  • Line 1: This is a comment line using # ahead of the text, you can put any comment in the YAML file. (Throughout this book we use this first line to give a filename to the YAML file. The filename is used later in the command when creating the object from the YAML file.)

  • Lines 2, 3, 4, 8: The four YAML mappings are the main components of the pod definition:

    • ApiVersion: There are different versions, for example, v2. Here specifically, it is version 1.

    • Kind: Remember there are different type of Kubernetes objects, and here we want Kubernetes to create a pod object. Later, you will see the Kind being ReplicationController, or Service, in our examples of other objects.

    • Metadata: To identify the created objects. Besides the name of the object to be created, another important meta data are labels. And you will read more about that in Chapter 3.

    • Spec: This gives the specification about pod behavior.

  • Lines 9-15: The pod specification here is just about the two containers. The system downloads the images, launches each container with a name, and exposes the specified ports, respectively.

Here’s what’s running inside of the pod:

Not surprisingly, pod-1 is composed of two containers declared in the YAML file, server and client, respectively, with an IP address assigned by Kubernetes cluster and shared between all containers as shown in Figure 2:

Figure 2: Node, Pod, and Containers
Node, Pod, and Containers

Pause Container

If you log in to node cent333, you’ll see the Docker containers running inside of the pod:

The third container with image name is a special container that was created for each pod by the Kubernetes system. The pause container is created to manage the network resources for the pod, which is shared by all the containers of that pod.

Figure 3 shows a pod including a few user containers and a pause container.

Figure 3: Pod, User Containers, and the Special Pause Container
Pod, User Containers, and the Special Pause Container

Intra-pod Communication

In the Kubernetes master, let’s log in to a container from the master:


If you ever played with Docker you will immediately realize that this is pretty neat. Remember, the containers were launched at one of the nodes, so if you use Docker you will have to first log in to the correct remote node, and then use a similar docker exec command to log in to each container. Kubernetes hides these details. It allows you to do everything from one node – the master.

And now check processes running in the container:

Server Container

The Client Container

This ps command output shows that each container is running its own process. However, the ss and ip command output indicate that both containers share the same exact network environment, so both see the port exposed by each other. Therefore, communication between containers in a pod can happen simply by using localhost. Let’s test this out by starting a TCP connection using the curl command.

Suppose from the client container, you want to get a web page from the server container. You can simply start curl using the localhost IP address:

You can see that the connection is established, and the web page has downloaded successfully.

Now let’s monitor the TCP connection state: the connection was established successfully:

And the same exact connection can be seen from the server container:

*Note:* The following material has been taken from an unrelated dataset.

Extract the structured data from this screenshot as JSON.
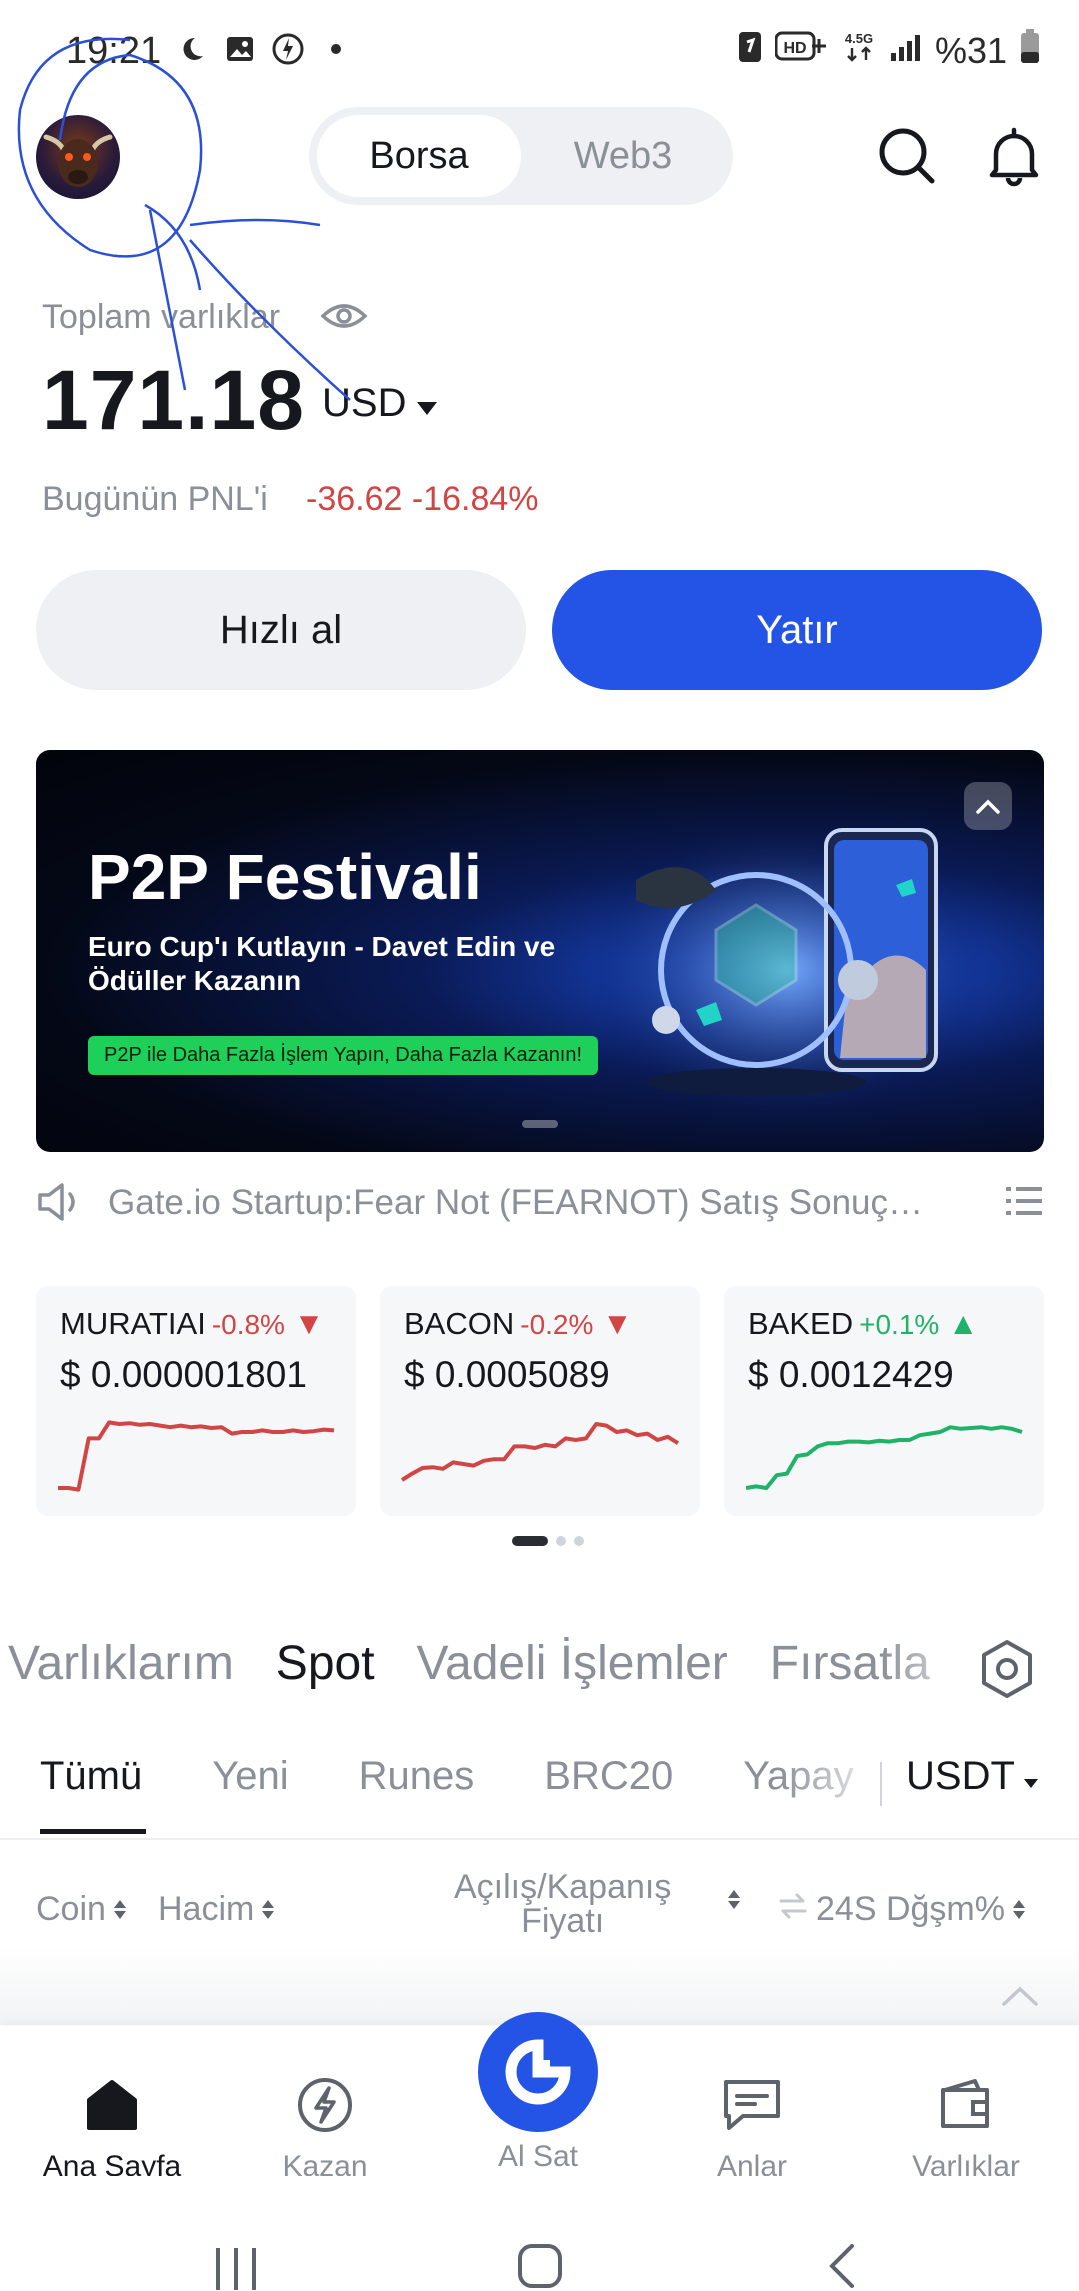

Kubectl Tool

So far you’ve seen the object created by the kubectl command. This command, just like the docker command in Docker world, is the interface in the Kubernetes world to talk to the cluster, or more precisely, the Kubernetes master, via Kubernetes API. It’s a versatile tool that provides options to fulfill all kinds of tasks you would need to deal with Kubernetes.

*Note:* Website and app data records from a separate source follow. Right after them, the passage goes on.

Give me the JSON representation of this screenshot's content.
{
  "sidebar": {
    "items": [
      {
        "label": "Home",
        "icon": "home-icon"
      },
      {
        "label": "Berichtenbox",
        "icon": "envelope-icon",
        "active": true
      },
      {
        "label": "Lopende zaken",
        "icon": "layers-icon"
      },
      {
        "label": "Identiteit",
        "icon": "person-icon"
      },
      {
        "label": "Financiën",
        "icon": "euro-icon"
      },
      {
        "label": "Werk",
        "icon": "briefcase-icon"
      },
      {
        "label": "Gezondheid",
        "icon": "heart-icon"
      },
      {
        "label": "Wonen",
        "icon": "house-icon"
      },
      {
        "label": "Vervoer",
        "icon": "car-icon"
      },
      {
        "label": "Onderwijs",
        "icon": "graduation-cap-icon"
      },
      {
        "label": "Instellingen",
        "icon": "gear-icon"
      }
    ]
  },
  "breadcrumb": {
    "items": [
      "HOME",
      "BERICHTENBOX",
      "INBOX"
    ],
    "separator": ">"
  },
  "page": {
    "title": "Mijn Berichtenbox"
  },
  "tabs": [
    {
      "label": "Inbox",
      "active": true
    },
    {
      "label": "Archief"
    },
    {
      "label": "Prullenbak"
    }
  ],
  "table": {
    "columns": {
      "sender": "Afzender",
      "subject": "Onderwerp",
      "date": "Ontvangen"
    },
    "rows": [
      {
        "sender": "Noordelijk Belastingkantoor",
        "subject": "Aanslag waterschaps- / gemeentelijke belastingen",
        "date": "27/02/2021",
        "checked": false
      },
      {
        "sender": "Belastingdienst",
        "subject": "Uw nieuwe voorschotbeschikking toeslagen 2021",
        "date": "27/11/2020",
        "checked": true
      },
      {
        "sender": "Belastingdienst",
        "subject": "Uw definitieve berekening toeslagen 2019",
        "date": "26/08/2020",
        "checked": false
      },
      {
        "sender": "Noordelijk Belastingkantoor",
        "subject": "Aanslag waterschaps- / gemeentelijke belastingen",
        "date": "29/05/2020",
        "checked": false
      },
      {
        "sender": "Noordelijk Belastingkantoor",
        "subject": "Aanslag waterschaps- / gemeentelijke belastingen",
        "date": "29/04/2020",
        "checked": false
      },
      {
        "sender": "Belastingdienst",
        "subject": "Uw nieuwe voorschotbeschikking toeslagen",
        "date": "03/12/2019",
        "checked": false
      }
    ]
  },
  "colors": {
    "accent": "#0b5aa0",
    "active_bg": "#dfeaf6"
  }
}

As a quick example, assuming you have enabled the auto-completion feature for kubectl, you can list all of the options supported in your current environment by logging into the master and typing kubectl, followed by two tab keystrokes:


To set up auto-completion for the kubectl command, follow the instruction from the help of completion option:

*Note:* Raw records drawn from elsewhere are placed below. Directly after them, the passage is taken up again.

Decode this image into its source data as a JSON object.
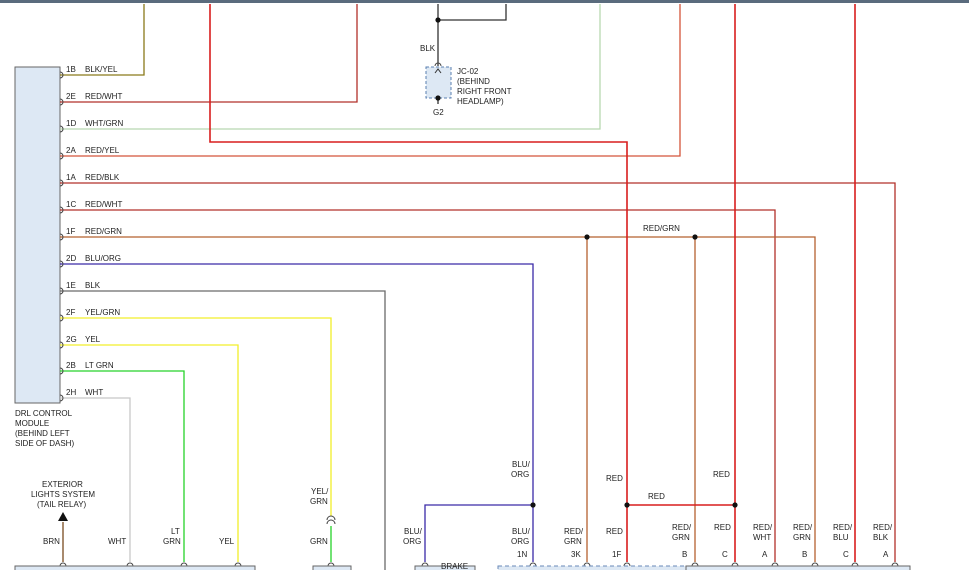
{
  "module": {
    "label_lines": [
      "DRL CONTROL",
      "MODULE",
      "(BEHIND LEFT",
      "SIDE OF DASH)"
    ],
    "pins": [
      {
        "pin": "1B",
        "wire": "BLK/YEL"
      },
      {
        "pin": "2E",
        "wire": "RED/WHT"
      },
      {
        "pin": "1D",
        "wire": "WHT/GRN"
      },
      {
        "pin": "2A",
        "wire": "RED/YEL"
      },
      {
        "pin": "1A",
        "wire": "RED/BLK"
      },
      {
        "pin": "1C",
        "wire": "RED/WHT"
      },
      {
        "pin": "1F",
        "wire": "RED/GRN"
      },
      {
        "pin": "2D",
        "wire": "BLU/ORG"
      },
      {
        "pin": "1E",
        "wire": "BLK"
      },
      {
        "pin": "2F",
        "wire": "YEL/GRN"
      },
      {
        "pin": "2G",
        "wire": "YEL"
      },
      {
        "pin": "2B",
        "wire": "LT GRN"
      },
      {
        "pin": "2H",
        "wire": "WHT"
      }
    ]
  },
  "ground": {
    "wire": "BLK",
    "connector_lines": [
      "JC-02",
      "(BEHIND",
      "RIGHT FRONT",
      "HEADLAMP)"
    ],
    "ground_id": "G2"
  },
  "exterior": {
    "label_lines": [
      "EXTERIOR",
      "LIGHTS SYSTEM",
      "(TAIL RELAY)"
    ]
  },
  "splice_label": "RED/GRN",
  "mid_labels": {
    "blu_org": [
      "BLU/",
      "ORG"
    ],
    "red_top": "RED",
    "red_mid": "RED",
    "red_right": "RED",
    "yel_grn": [
      "YEL/",
      "GRN"
    ]
  },
  "bottom_labels": [
    {
      "lines": [
        "BRN"
      ],
      "pin": ""
    },
    {
      "lines": [
        "WHT"
      ],
      "pin": ""
    },
    {
      "lines": [
        "LT",
        "GRN"
      ],
      "pin": ""
    },
    {
      "lines": [
        "YEL"
      ],
      "pin": ""
    },
    {
      "lines": [
        "GRN"
      ],
      "pin": ""
    },
    {
      "lines": [
        "BLU/",
        "ORG"
      ],
      "pin": ""
    },
    {
      "lines": [
        "BLU/",
        "ORG"
      ],
      "pin": "1N"
    },
    {
      "lines": [
        "RED/",
        "GRN"
      ],
      "pin": "3K"
    },
    {
      "lines": [
        "RED"
      ],
      "pin": "1F"
    },
    {
      "lines": [
        "RED/",
        "GRN"
      ],
      "pin": "B"
    },
    {
      "lines": [
        "RED"
      ],
      "pin": "C"
    },
    {
      "lines": [
        "RED/",
        "WHT"
      ],
      "pin": "A"
    },
    {
      "lines": [
        "RED/",
        "GRN"
      ],
      "pin": "B"
    },
    {
      "lines": [
        "RED/",
        "BLU"
      ],
      "pin": "C"
    },
    {
      "lines": [
        "RED/",
        "BLK"
      ],
      "pin": "A"
    }
  ],
  "brake_label": "BRAKE",
  "colors": {
    "red": "#d81e1e",
    "dark_red": "#b2302a",
    "orange_red": "#d4553a",
    "brown_red": "#b5602f",
    "olive": "#8a7a1a",
    "light_green": "#b8d8b0",
    "blue": "#3a2aa8",
    "gray": "#6a6a6a",
    "yellow": "#f2ef2a",
    "green": "#26d22a",
    "white_wire": "#c8c8c8",
    "brown": "#7a4a20",
    "module_fill": "#dde8f4"
  }
}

kubectl completion -h

Rest assured, you’ll see and learn some of these options in the remainder of this book.